* **Extracted information**
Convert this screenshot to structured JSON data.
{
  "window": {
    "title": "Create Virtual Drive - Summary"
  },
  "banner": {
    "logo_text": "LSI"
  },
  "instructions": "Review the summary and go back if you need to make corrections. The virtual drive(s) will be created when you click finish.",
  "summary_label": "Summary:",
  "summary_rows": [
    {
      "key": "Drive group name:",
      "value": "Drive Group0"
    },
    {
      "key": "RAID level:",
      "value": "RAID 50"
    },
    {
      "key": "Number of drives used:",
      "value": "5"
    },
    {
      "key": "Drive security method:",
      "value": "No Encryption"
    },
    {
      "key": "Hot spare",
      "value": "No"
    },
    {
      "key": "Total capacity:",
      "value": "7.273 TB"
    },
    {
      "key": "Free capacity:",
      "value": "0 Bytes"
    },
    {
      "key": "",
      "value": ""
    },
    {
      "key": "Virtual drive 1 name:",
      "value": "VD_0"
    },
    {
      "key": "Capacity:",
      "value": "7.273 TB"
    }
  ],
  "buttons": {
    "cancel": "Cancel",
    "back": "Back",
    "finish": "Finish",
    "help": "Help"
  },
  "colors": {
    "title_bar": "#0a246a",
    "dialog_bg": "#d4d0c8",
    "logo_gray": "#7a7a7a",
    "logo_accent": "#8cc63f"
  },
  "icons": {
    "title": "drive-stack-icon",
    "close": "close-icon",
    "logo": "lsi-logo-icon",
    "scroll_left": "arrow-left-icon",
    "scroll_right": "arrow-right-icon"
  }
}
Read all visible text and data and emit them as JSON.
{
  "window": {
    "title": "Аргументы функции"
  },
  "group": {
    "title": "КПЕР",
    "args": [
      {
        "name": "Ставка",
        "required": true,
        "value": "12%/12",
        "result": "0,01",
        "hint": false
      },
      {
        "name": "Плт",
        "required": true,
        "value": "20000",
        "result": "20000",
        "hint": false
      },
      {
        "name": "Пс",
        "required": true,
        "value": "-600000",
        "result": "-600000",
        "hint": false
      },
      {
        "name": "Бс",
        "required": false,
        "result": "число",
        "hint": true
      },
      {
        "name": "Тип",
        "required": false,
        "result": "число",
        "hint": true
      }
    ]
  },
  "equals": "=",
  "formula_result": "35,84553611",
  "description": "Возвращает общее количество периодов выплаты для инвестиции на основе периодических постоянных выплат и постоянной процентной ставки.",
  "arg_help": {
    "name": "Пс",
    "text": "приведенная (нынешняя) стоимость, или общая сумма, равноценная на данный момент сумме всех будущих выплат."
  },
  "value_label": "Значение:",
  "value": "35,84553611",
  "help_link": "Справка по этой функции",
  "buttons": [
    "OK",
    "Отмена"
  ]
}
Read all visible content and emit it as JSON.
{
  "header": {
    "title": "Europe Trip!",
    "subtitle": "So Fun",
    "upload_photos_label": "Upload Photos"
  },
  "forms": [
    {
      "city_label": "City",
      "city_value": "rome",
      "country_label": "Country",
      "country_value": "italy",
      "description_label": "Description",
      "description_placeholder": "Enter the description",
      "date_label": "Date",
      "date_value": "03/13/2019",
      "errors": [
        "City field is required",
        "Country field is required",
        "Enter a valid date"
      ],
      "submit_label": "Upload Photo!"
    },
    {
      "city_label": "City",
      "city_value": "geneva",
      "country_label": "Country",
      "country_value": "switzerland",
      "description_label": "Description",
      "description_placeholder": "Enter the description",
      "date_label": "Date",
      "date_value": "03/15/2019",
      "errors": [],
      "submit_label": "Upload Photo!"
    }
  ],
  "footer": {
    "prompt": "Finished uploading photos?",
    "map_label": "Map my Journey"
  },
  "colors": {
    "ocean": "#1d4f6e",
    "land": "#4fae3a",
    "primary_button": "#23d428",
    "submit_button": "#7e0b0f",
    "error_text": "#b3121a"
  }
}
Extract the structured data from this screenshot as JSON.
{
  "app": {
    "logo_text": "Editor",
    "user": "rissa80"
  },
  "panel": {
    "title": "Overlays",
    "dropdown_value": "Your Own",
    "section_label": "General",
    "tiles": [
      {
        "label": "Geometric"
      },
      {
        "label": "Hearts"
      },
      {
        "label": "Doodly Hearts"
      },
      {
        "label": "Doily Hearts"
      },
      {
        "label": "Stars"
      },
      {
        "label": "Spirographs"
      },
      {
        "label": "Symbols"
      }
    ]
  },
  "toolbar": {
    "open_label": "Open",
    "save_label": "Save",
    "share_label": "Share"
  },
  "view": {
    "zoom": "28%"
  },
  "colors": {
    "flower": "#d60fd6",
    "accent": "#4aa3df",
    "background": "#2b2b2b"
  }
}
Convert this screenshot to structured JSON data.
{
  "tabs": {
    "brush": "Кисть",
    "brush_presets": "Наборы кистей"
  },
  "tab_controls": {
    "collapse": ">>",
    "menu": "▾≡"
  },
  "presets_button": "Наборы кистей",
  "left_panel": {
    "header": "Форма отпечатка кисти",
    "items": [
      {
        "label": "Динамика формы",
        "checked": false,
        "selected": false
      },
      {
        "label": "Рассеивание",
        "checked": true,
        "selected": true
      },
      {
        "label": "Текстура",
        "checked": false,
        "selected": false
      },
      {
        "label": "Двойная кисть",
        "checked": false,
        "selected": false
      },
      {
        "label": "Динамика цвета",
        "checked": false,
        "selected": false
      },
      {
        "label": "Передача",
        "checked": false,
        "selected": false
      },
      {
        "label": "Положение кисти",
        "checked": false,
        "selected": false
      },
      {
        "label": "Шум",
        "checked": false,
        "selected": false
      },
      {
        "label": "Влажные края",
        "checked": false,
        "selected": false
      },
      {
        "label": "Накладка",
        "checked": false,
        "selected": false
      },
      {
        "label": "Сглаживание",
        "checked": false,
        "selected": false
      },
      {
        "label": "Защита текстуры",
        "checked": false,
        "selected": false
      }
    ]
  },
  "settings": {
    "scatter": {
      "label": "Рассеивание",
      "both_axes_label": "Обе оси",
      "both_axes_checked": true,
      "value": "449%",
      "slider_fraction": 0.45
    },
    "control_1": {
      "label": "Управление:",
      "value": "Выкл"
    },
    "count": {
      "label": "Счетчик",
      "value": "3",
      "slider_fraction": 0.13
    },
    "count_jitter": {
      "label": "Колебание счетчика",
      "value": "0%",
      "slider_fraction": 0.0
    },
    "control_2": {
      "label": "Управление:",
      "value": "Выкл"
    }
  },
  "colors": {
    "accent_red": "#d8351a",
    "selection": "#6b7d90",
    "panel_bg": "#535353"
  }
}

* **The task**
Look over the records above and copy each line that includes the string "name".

* **Exercise result**
      "key": "Drive group name:",
      "key": "Virtual drive 1 name:",
        "name": "Ставка",
        "name": "Плт",
        "name": "Пс",
        "name": "Бс",
        "name": "Тип",
    "name": "Пс",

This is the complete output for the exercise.